Few Hobbyists Can Stop at One Aquarium
Tallahassee’s aquarium scene is a close community bonded over a common interest
There are college students looking to take up a new hobby. There are families in search of an activity suitable for all ages. And, in some cases, there are those who were students years ago and have now come around to sharing an old passion with their newly formed families.
Carol Hoover has seen all manner of people come through her doors in the 30 years that she has operated Carol’s Critters on West Pensacola Street in Tallahassee.
People of all ages, backgrounds and walks of life come in, and the only thing they might have in common is their love of fish and aquariums.
And, perhaps as the result of the past year’s stay-at-home trends, Hoover has seen a lot more customers of late.
“It has exploded,” she said. “I don’t know if it’s people being home more or what, but it has been extremely popular recently.”
Indeed, Carol’s Critters, which also specializes in reptiles and other exotic pets, is one of the hubs of a burgeoning community of aquarium enthusiasts in the Tallahassee area.
Whether in person at a shop like Carol’s Critters or High Tide Aquarium on Capital Circle Southeast, or online, local fish lovers share a passion about everything from yellow tangs (the brightly colored reef-dwellers that are among the most popular aquarium fish) to tanks (there are enough varieties, styles and sizes to fill a large catalog).
More often than not, though, it seems that aquarium enthusiasts are looking to expand. Because much like tattoos, boats or vinyl records, it’s virtually impossible to stop at just one.
“It usually grows,” Hoover said.
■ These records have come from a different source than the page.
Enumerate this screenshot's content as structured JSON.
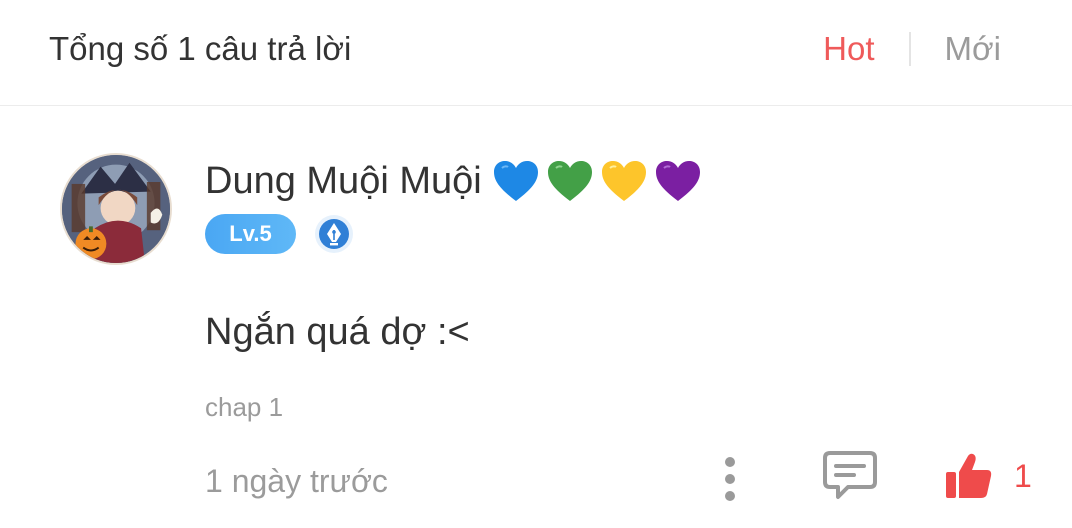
{
  "header": {
    "title": "Tổng số 1 câu trả lời",
    "sort_hot": "Hot",
    "sort_new": "Mới"
  },
  "comment": {
    "username": "Dung Muội Muội",
    "hearts": [
      "blue-heart",
      "green-heart",
      "yellow-heart",
      "purple-heart"
    ],
    "level": "Lv.5",
    "text": "Ngắn quá dợ :<",
    "chapter": "chap 1",
    "time": "1 ngày trước",
    "likes": "1"
  },
  "colors": {
    "hot": "#ef5a5a",
    "like": "#ef4b4b",
    "level_badge": "#4aa7f3",
    "heart_blue": "#1e88e5",
    "heart_green": "#43a047",
    "heart_yellow": "#fdd835",
    "heart_purple": "#7b1fa2"
  }
}
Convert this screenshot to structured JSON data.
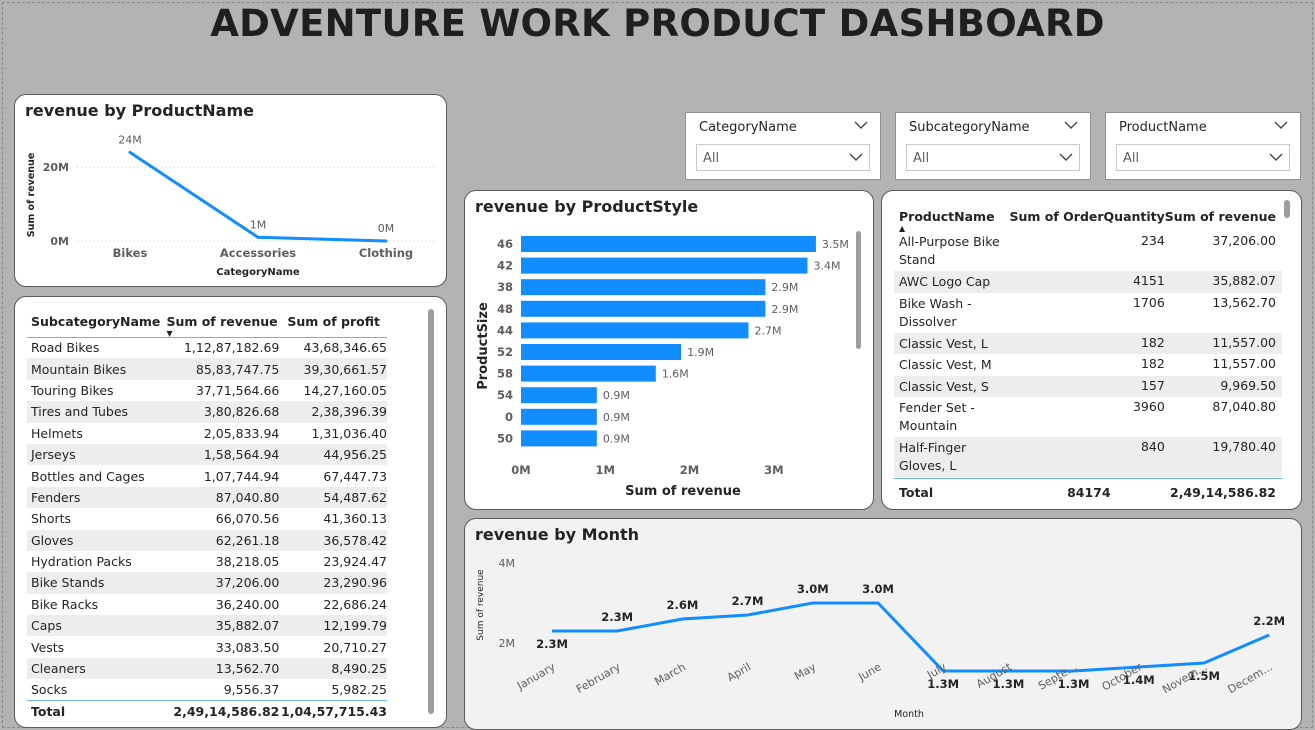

Then, in a knowing tone, “They only start with one.”
Ken Barfield did.
A moderator in the Tallahassee Aquarium Club on Facebook — which boasts more than 1,700 members — Barfield has over the years seen his aquarium expand from 55 gallons to 75, from 75 gallons to 90, from 90 gallons to 220 and from 220 gallons to an eye-popping 375 — complete with “frag tanks” for raising coral on the side.
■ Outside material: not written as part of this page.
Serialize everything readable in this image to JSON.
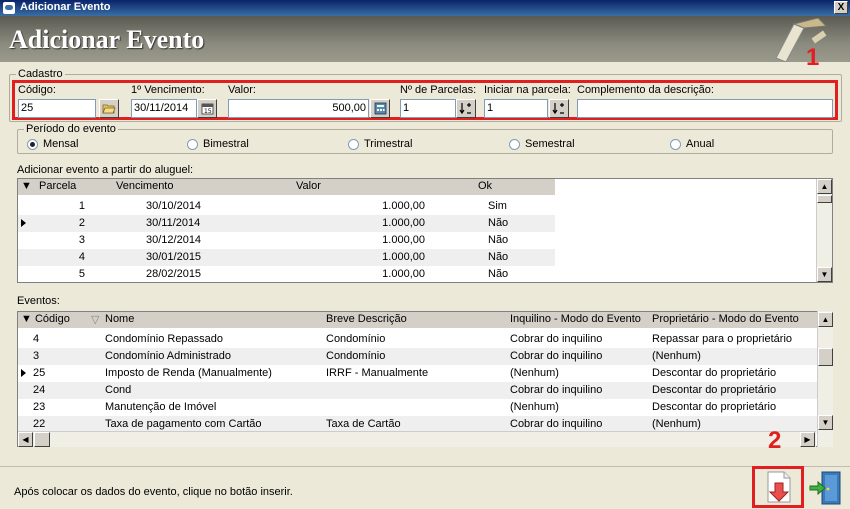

“It’s an addiction,” Barfield said with a laugh. “I know people who started with one and ended up with 12 in their house.”
Chris Kenworthy can relate.
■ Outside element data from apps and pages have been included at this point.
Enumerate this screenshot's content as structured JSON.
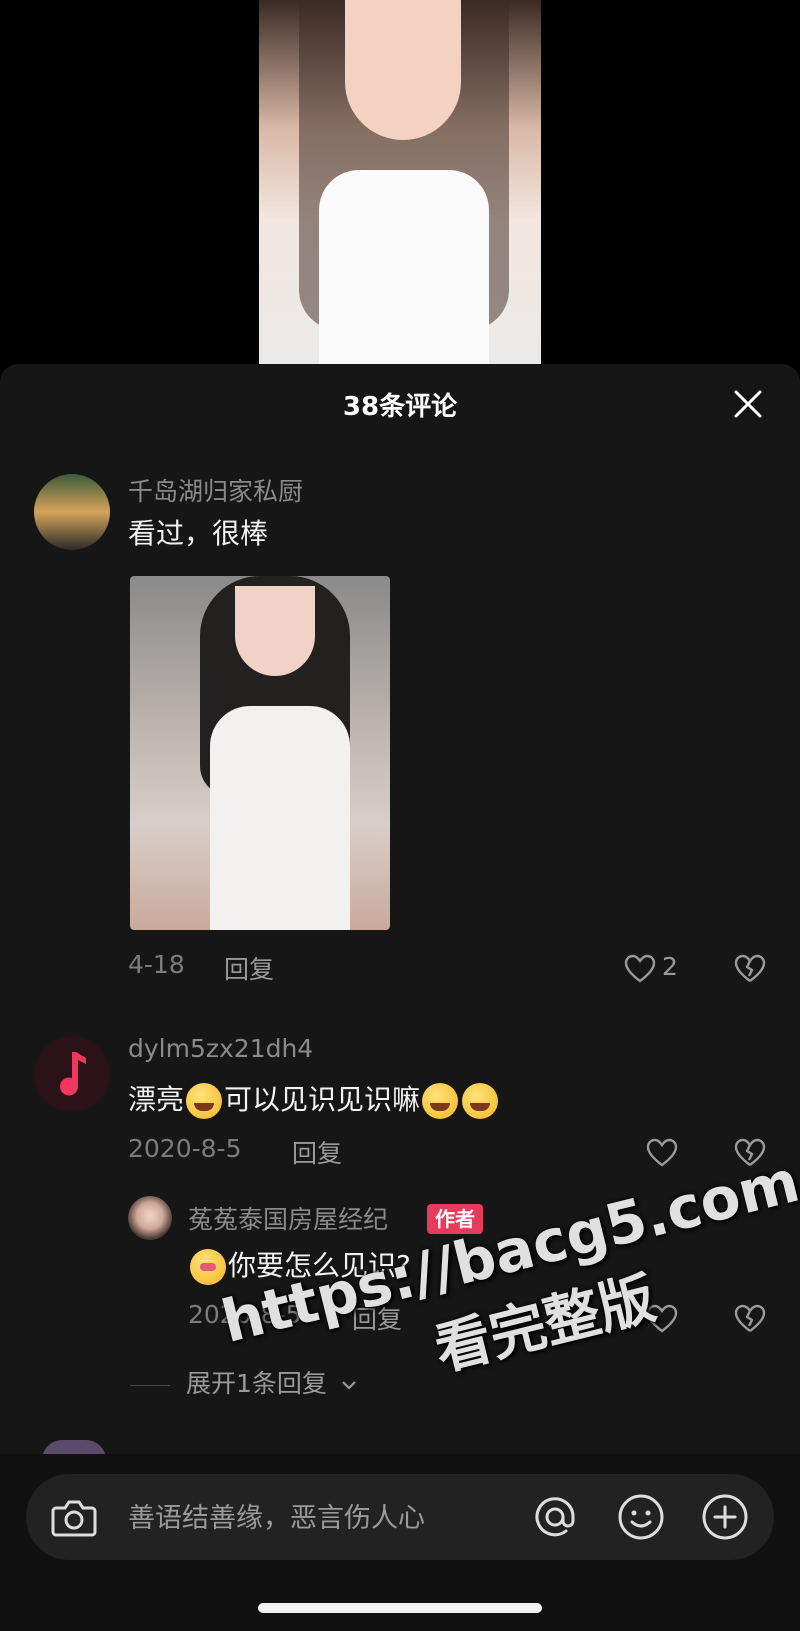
{
  "header": {
    "title": "38条评论"
  },
  "comments": [
    {
      "user": "千岛湖归家私厨",
      "text": "看过，很棒",
      "date": "4-18",
      "reply": "回复",
      "likes": "2"
    },
    {
      "user": "dylm5zx21dh4",
      "text_before": "漂亮",
      "text_after": "可以见识见识嘛",
      "date": "2020-8-5",
      "reply": "回复"
    }
  ],
  "reply": {
    "user": "菟菟泰国房屋经纪",
    "badge": "作者",
    "text": "你要怎么见识?",
    "date": "2020-8-5",
    "reply": "回复"
  },
  "expand": {
    "label": "展开1条回复"
  },
  "input": {
    "placeholder": "善语结善缘，恶言伤人心"
  },
  "watermark": {
    "line1": "https://bacg5.com",
    "line2": "看完整版"
  },
  "colors": {
    "sheet": "#161616",
    "badge": "#e83a5c",
    "muted": "#8a8a8a"
  },
  "icons": [
    "close-icon",
    "heart-icon",
    "broken-heart-icon",
    "camera-icon",
    "at-icon",
    "emoji-icon",
    "plus-icon",
    "chevron-down-icon"
  ]
}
Having first dived into the world of aquariums as a college student, Kenworthy recently returned to the hobby after his sister gifted him a betta fish for Christmas.
It proved such a hit that soon after, Kenworthy’s wife, Britt, wanted one, too. Bettas, though, are famously aggressive: Two bettas require two tanks.
Kenworthy then discovered a love for freshwater shrimp, and he now has a tank devoted to them, too. All 60 of them.
“Like most hobbies, it kind of doesn’t make sense,” he said. “You sort of get into it, and, just because you’re into it, you get more into it.”
Fish often lead to more fish.
But, sometimes, they can also lead to friendships.
Barfield described Tallahassee’s aquarium scene as a close community that has bonded over a common interest.
If one member is in search of a certain tank, pump or other piece of specialized gear, another member likely has an extra or knows where to find one.
If a member is in need of ideas when putting together a new aquarium build, there’s no shortage of photo galleries and “shop talk” from which to draw inspiration.
And if, say, someone’s tank springs a leak at 9:30 p.m., help is usually just a message or phone call away.
“If anybody ever needs anything,” Barfield said, “people are always there to help.”
For Barfield, aquariums are places where a family pet says hello after a long day and waits patiently for a bit of food.
For Kenworthy, they’re an opportunity to bring a slice of the natural world into the living room.
And for Hoover, they can represent the cornerstone of a community and a bridge between generations.
No matter the reason, they, and thousands of others in the area, are united in their love of fish and underwater communities. And if one tank becomes three becomes a dozen? Well, there’re plenty of like-minded people who understand.
“The community is tight-knit, and the friendships are long-lasting,” Barfield said. “It’s just a good group.”
FISH UNDER GLASS
“Keeping fish for pleasure has its origins in ancient Korea, China, and Japan,” writes Kevin Edge for the Horniman Museum and Gardens website. “There, ornamental varieties of the adaptable carp family were displayed in ceramic bowls. The first Europeans to enjoy fish as a spectacle watched them swimming in tidal pools and the marble tanks of imperial Roman villas.
By the 17th century, the fish-keeping culture of East Asia had reached Britain. Diarist Samuel Pepys was shown ‘fishes kept in a glass of water, that will live so forever.’ It seems Pepys was gazing at imported paradise fish. In the 19th century, growing scientific curiosity encouraged a search for a new perspective on life underwater. A glass-fronted aquarium, stocked with a balance of plants and animals proved to be the answer. The age of the see-through river and the boxed-up ocean had arrived.”